The Canadian singer/songwriter and producer returns with his best album to date. Romano uses country music as a basis for his songs, but draws from many sources to make his music contemporary and compelling. Once again this is far removed from the output of Nashville’s Music Row and so much more interesting because of it. Romano is a stylist and presents his music as a concept the he has conceived from writing, producing and performing through to photography and packaging. He is also a distinctive singer who breathes life into these songs of love.
This is love looked at in all it’s aspects from the disenchantment of Old Fires Die to the hope of The One That Got Away (Came Back Today). Strange Faces and All The Way Under the Hill are endowed with weeping pedal steel and twangy guitar. There is a striking vocal intro to There’s a Hardship that is otherworldly, with Romano emoting the word “Mosey” before the song turns into a country lament with piano and accordion. Mosey is a key word here in that it defines his music and attitude. “A study in contrasts” he has called it. It is something that appears on the back of his leather jacket and in other aspects of his presentation and is used to sum up his eclectic approach to his personal take on country and sundry other musical traditions. Taking them and turning them, as he does here, into something very much his own.
His skill as a writer is matched by his skill as a producer in bringing these songs to life and in telling the stories that are relevant to an audience who can listen to such crafted music with an open mind. The old-school storytelling of Two Word Joe is done without artifice, telling the story of a two-time loser who can only sum up his feeling in two words. It’s country bed is enhanced by some judicious wah-wah guitar playing. This runs, as do all the songs, straight for one song into the next track and often linked by a short musical interlude that can sound like slipping across the radio dial from a country station to one playing something completely different. The way this is done, however, is pretty seamless and not the least bit incongruous. The final song is introduced by an old timer singing with an acoustic guitar in a what sound like a piece of found music before fading into a gentle and reflective song Let Me Sleep (At The End of a Dream) which is sung with an assured vocal and some smokey pedal steel guitar.
This promo CD comes without any credits, so I’m assuming that all the songs (bar his cover of a lesser know George Jones recording Learning To Do Without Me, written by Dennis Knutson, Buck Moore and Doodle Owens) are originals. Equally the playing throughout is spot on and, without access to credits, I’m also assuming that the music is provided largely by Romano himself with contributions from members of his band The Trilliums. Caitlin Rose is a welcome guest and sings on Strange Faces. In photographs Romano has appeared in a rhinestone suit and in a classic pinstripe suit as well as a cowboy hat and leather jacket.
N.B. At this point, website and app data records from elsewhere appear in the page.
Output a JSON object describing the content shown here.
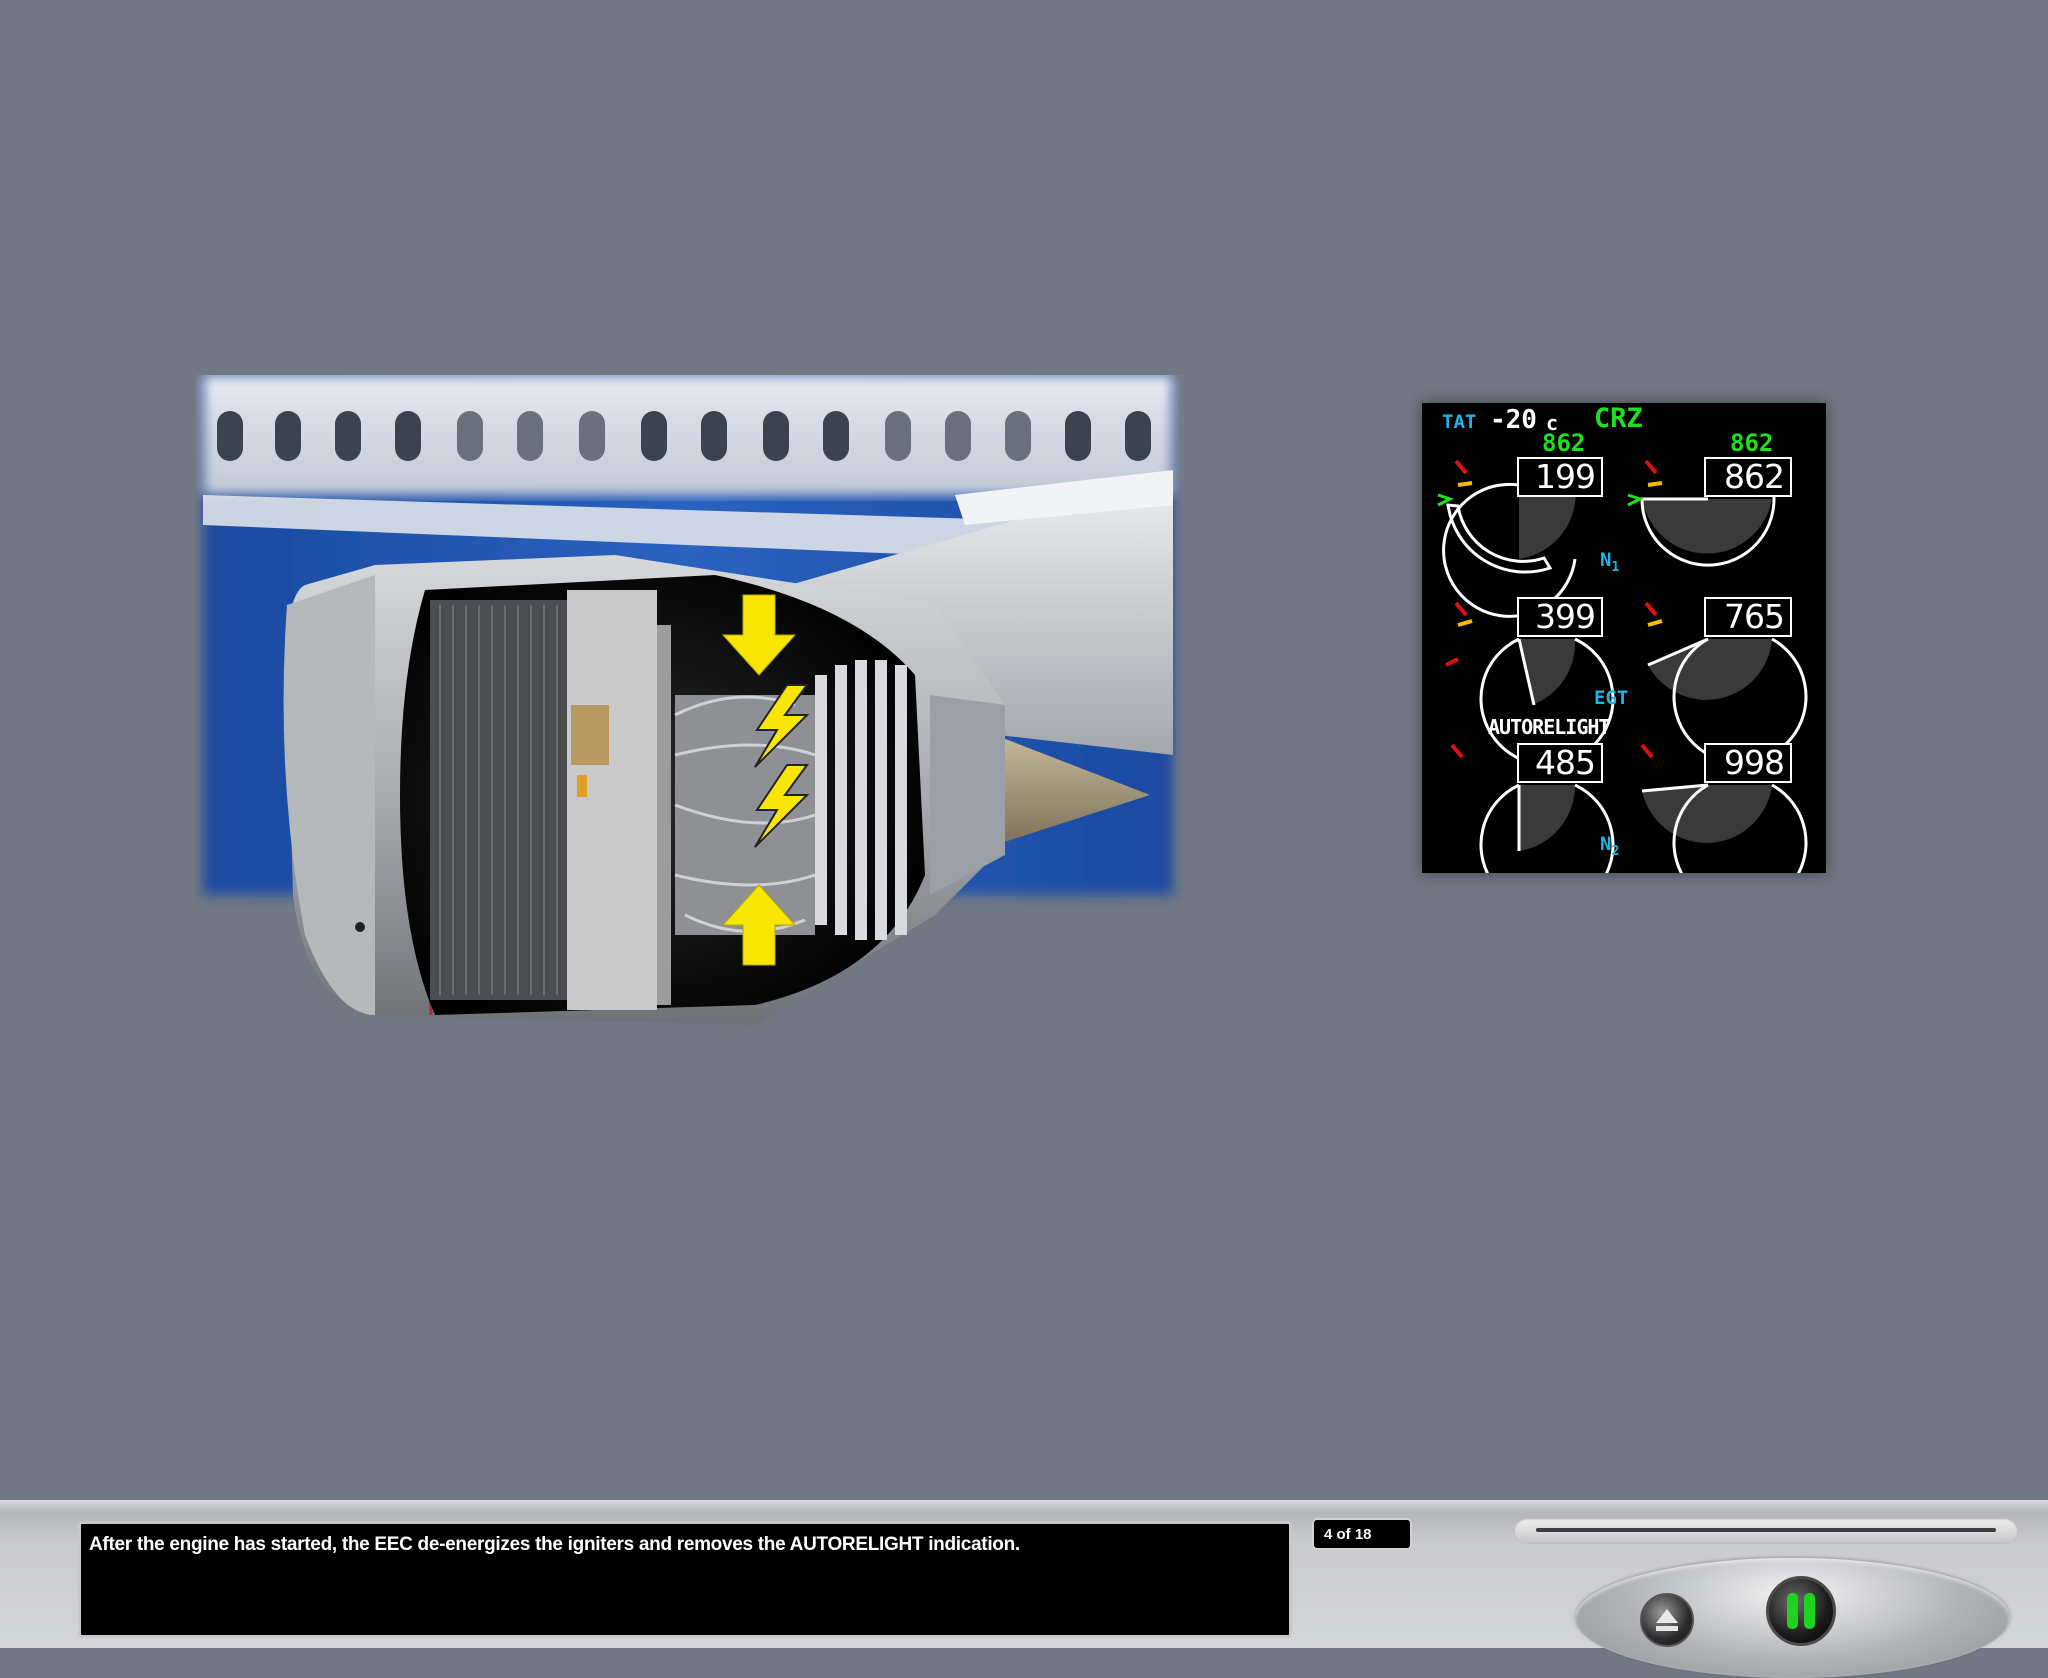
{
  "illustration": {
    "subject": "engine cutaway on wing with igniter arrows and lightning bolts",
    "colors": {
      "arrow": "#f7e600",
      "fuselage_band": "#1c4fa6"
    }
  },
  "eicas": {
    "tat_label": "TAT",
    "tat_value": "-20",
    "tat_unit": "c",
    "mode": "CRZ",
    "n1": {
      "left": {
        "target": "862",
        "value": "199"
      },
      "right": {
        "target": "862",
        "value": "862"
      },
      "label_main": "N",
      "label_sub": "1"
    },
    "egt": {
      "left": {
        "value": "399"
      },
      "right": {
        "value": "765"
      },
      "label": "EGT"
    },
    "autorelight": "AUTORELIGHT",
    "n2": {
      "left": {
        "value": "485"
      },
      "right": {
        "value": "998"
      },
      "label_main": "N",
      "label_sub": "2"
    },
    "colors": {
      "cyan": "#19b6e6",
      "green": "#1fe01f",
      "red": "#e01010",
      "amber": "#f0c000"
    }
  },
  "caption": "After the engine has started, the EEC de-energizes the igniters and removes the AUTORELIGHT indication.",
  "pagination": {
    "text": "4 of 18"
  },
  "controls": {
    "eject_icon": "eject-icon",
    "pause_icon": "pause-icon",
    "pause_color": "#1fd21f"
  }
}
Visually as well as musically he draws on the past and adapts a multitude of sources to create his own music. The end result is pure Romano and the album is another contender for best of the year.